There continues to be a gap between men and women in STEM, especially in computer science and engineering. Key factors that AAUW attributes to this gap are gender stereotypes, male-dominated cultures, fewer role models for girls, and math anxiety for women. These factors lead to an overall confidence gap for girls, which ultimately leads to girls systematically tracking away from STEM fields. The gendered math gap between boys and girls presents differently when parsed out into different socioeconomic and racial groups. Read more on the American Association of University Women’s webpage and discover ways to close the gap.
The Invisible Minority in STEM
LGBTQIA+ identities, especially transgender and non-binary, have often not been considered as options for status as minority or underrepresented groups. This is usually because there has not been enough data collected around this demographic. As Emery points out in this article, they had a difficult time applying for funding with an NIH diversity grant focused on underrepresented groups. When they contacted NIH about eligibility for the grant, the response was that there are not enough demographic statistics on LGBTQ+ identities so they would not fall into an appropriate underrepresented group for funding eligibility. On top of funding issues, LGBTQIA+ individuals may not disclose their gender or sexual identity to colleagues for fear of how they will be treated or viewed in the workplace. This split identity between personal and professional lives can add to the stress of a job or decrease feelings of belonging and inclusion in a workplace environment.
Sexual Minority Students in STEM
Hughes investigated the differences in retention rates for sexual minority students (SMS) in STEM (News article, Journal article). It was found that SMS are retained 7% less overall in STEM compared to their heterosexual counterparts. This is despite SMS reporting to participate in undergraduate research about 8% more. When retention was looked at by gender, there were relationships that demonstrate the intersectional and overlapping nature of gender and LGBTQIA+ issues. In the study, it was found that sexual minority men’s probable retention rate was lower than their heterosexual counterparts and sexual minority women had a higher retention probability than their heterosexual counterparts. Mentorship and undergraduate research opportunities improved the likelihood of retention for sexual minority students.
Have you encountered toxic workplace environments, what caused them?
Have you noticed colleagues, students, or even yourself implicitly/explicitly perpetuating microaggressions?
Have you heard of the term “mansplaining”?
Have you misgendered someone by accident?
Consider these questions as you watch this TED Talk by Melinda Epler.
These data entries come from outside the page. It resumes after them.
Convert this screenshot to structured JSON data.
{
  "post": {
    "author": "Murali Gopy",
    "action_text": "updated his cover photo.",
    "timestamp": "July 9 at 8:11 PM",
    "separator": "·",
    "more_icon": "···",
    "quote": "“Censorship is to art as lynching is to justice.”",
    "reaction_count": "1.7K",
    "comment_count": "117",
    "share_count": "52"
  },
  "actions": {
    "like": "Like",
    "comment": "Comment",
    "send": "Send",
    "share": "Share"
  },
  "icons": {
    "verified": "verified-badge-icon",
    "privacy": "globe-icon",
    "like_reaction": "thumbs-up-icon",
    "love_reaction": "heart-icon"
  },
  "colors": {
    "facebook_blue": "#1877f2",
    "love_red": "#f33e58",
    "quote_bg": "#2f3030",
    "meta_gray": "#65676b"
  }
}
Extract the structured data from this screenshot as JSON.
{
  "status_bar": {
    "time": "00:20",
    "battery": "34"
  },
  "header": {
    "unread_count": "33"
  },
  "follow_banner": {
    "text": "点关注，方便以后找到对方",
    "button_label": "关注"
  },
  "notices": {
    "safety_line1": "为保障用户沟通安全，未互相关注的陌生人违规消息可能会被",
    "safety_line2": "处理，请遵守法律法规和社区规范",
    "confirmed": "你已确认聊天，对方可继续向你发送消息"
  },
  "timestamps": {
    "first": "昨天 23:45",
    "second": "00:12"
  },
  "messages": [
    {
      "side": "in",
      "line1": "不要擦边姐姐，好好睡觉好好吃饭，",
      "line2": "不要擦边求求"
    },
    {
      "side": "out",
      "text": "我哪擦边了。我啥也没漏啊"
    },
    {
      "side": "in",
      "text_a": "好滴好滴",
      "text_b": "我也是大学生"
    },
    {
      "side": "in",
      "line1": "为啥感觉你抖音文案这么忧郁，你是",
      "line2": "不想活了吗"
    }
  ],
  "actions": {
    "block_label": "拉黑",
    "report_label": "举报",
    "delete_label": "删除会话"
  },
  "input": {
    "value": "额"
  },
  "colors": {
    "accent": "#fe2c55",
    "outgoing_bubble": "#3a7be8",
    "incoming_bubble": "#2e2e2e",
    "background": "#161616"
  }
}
Think about the ways you might be able to improve your allyship towards others and improve your workplace environment.
Something you'd like to see? We'd love to hear from you.
COSM Diversity & Inclusion Committee Co-Leaders
Arpita Saha - Chemistry & Biochemistry
Brandon Quillian - Chemistry & Biochemistry
Karelle Aiken - Chemistry & Biochemistry
Sabrina Hessinger - Mathematics
Sue Ellen Dechenne-Peters
Chemistry & Biochemistry
Geology & Geography
Duc Van Huynh
Physics & Astronomy
Hua-Jian Jason Liu